When you’re the boss, you need to lead your team. There’s a difference between being a boss that is pushy and abrasive in comparison to a boss who provides leadership. What steps do you take to get to that point? How do you get your staff to view you as a boss lady and not a bitch?
Lessons on Being the Best Boss You Can Be
There’s no doubt about it, being a boss requires discipline, understanding, and focus. With that being said, you need to give respect, in order to gain respect. How do you get people to take you seriously, without be too bossy and controlling? The following lessons will help you move from office b*tch, to the respectable boss lady.
1. Being controlling and bossy is not good leadership
Some people are natural-born leaders, others are not. When you’re simply bossing people around, they do not generally respond well. Anyone can bark demands, but it takes a true leader to thoughtfully assign roles. You need to choose individuals that will be able to effectively fill the role you choose for them. Then, have confidence in their abilities, guiding them when needed.
2. Show that you have a good work ethic
Actions speak louder than words. There’s a reason that you’re the boss. You gained that position for a reason, so show that you are the leader in which you make yourself out to be. Don’t be afraid to jump in and help employees in need.
Are you short on an employee one day? Pick up the extra slack. When you show that you have a good work ethic and you’re willing to help your team, your employees will respond better to your requests. When you are someone to look up to, you become a role model for your team.
3. Give credit where credit is due
There are many bosses which feed off recognition. Everyone likes to be recognized for what they accomplish, but make sure credit is given to those that deserve it. As a leader, you will gain recognition by leading and inspiring your team, but make sure individuals who contribute are also shown that they are valued.
Those that deserve credit should be receiving it. This can be as simple as publicly congratulating someone at your next staff meeting. Encouragement is very important as it supports a strong, efficient work environment.
4. Respect work styles that differ from yours
As a boss, you will be clear on what you expect as an end result. What goals would you like your team to reach? As long as your employees are reaching the end objective in a timely fashion, their style should not create conflict. Some bosses only want things done their way and their way only. However, different people have different work styles. What works for one isn’t as effective for another.
5. Don't demand, ask instead
You can achieve the same end result without barking orders. If you approach an employee and say, ’Do this right now’, how do you think they will honestly react? Instead, approach in an authoritative but gentle manner. Ask them instead of demanding orders. Say something like, ’I know that you’re busy right now, but could you please focus your attention on this task?’ Same request but a completely different approach.
6. Be there to listen

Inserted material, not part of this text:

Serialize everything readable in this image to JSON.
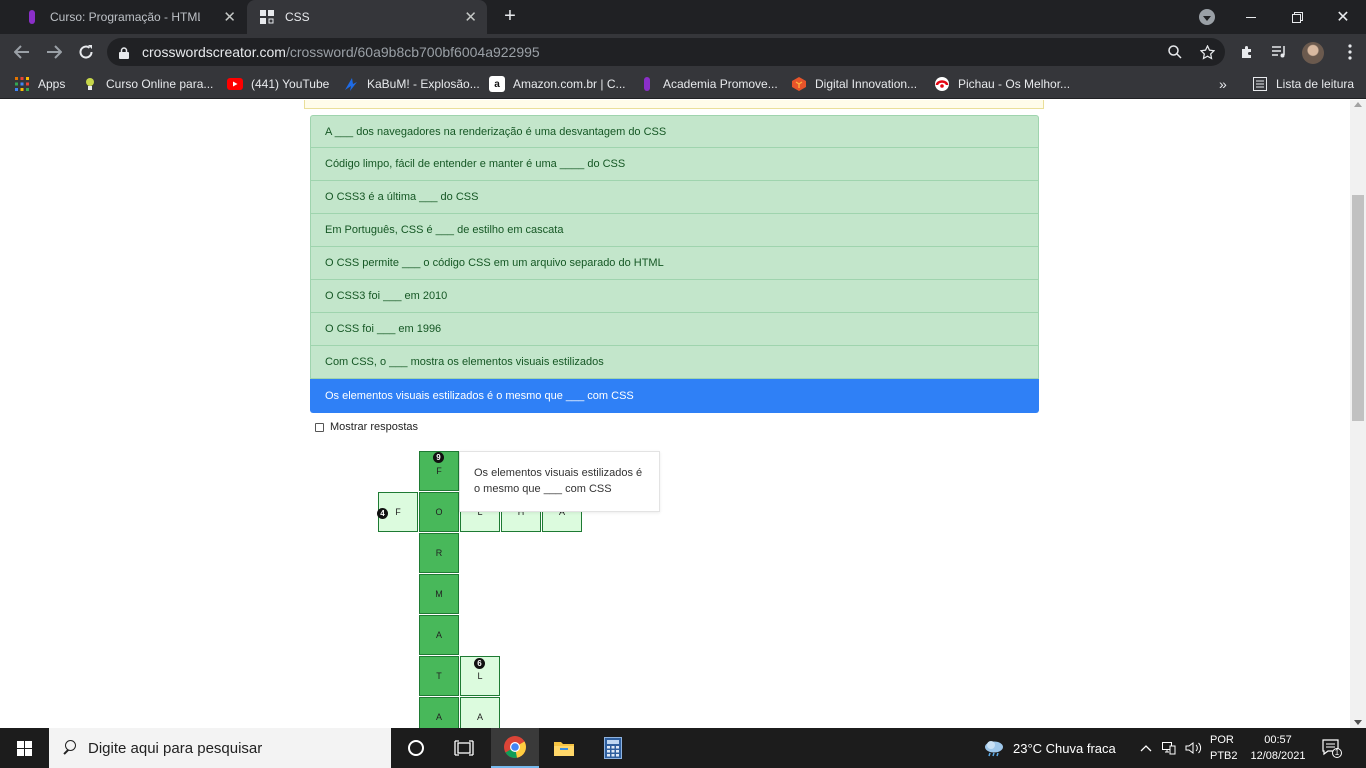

Although you may think being a boss is all about talking, it is not. Listening is a very important part of being a boss, not only for your employees but in order to improve. When your employees are comfortable talking to you, they’re more inclined to come to you with ideas and critical suggestions. Also, when you’re willing to hear from your employees, you’re showing that you care.
Remember: anyone can be a boss, but not everyone is a leader. You do not need to be a bitch in order to gain the respect and attention of your employees. In fact, it’s the exact opposite. You know what they say: you catch more flies with honey than vinegar. Be a true leader, guiding your team without being controlling and abrasive.